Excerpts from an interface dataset
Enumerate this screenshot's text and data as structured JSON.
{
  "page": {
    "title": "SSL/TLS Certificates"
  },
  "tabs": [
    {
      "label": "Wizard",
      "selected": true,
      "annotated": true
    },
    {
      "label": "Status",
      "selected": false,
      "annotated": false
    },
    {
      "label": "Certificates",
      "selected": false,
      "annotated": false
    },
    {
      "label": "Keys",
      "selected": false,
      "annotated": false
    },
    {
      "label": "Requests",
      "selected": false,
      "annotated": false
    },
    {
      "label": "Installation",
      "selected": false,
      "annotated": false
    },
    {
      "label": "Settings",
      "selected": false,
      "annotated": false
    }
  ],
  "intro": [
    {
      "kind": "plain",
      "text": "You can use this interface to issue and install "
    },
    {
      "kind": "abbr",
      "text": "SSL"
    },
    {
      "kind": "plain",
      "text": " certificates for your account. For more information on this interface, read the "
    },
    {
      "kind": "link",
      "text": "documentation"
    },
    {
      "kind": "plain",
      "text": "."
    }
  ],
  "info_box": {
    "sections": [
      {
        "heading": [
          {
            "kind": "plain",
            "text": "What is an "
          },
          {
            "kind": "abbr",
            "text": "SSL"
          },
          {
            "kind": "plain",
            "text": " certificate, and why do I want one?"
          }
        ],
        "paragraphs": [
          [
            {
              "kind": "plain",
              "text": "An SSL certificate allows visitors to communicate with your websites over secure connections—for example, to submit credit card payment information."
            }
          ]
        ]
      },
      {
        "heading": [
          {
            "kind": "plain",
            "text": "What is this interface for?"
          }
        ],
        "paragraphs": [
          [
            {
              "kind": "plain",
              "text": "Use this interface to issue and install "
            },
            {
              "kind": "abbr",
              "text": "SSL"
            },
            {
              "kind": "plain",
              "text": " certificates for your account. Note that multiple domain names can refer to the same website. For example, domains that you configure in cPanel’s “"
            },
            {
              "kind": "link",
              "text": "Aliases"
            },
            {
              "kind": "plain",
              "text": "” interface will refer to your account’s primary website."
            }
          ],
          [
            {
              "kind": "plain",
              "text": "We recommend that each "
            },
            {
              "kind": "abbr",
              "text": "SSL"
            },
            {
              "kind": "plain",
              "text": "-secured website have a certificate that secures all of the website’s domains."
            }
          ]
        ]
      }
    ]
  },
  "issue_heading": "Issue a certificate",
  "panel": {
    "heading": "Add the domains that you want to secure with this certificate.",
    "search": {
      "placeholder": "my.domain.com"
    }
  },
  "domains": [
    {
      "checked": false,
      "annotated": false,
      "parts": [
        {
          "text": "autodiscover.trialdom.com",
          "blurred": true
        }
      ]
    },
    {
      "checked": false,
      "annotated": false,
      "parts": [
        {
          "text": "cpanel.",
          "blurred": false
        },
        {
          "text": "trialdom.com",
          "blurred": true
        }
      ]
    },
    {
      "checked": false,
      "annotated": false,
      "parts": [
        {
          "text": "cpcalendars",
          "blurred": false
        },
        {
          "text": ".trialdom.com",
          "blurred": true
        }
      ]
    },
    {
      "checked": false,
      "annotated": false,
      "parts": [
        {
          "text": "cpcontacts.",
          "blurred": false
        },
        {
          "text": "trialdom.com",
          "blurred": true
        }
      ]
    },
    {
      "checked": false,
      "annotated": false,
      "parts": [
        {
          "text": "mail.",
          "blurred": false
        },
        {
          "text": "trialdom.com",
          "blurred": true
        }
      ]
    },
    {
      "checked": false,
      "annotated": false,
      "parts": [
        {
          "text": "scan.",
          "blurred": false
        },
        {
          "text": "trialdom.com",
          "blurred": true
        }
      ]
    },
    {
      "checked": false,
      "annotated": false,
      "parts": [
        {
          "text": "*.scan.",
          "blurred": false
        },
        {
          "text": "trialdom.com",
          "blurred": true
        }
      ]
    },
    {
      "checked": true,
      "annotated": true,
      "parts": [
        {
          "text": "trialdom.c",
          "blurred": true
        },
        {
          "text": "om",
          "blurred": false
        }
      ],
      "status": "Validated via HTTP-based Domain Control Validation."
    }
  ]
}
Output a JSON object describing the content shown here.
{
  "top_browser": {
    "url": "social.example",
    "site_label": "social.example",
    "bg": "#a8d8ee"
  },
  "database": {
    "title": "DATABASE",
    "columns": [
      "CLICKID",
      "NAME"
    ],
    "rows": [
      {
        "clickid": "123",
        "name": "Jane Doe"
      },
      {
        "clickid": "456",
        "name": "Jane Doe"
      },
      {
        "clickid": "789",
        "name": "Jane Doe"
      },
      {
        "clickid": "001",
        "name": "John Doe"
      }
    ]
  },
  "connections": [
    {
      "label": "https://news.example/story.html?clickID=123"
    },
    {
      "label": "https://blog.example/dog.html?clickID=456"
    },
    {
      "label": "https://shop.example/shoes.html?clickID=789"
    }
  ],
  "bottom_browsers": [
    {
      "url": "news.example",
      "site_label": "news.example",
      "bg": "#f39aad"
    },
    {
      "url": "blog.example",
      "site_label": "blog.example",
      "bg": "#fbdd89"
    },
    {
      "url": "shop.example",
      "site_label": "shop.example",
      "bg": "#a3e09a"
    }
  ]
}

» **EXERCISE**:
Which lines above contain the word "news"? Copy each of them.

» **EXPECTED OUTPUT**:
      "label": "https://news.example/story.html?clickID=123"
      "url": "news.example",
      "site_label": "news.example",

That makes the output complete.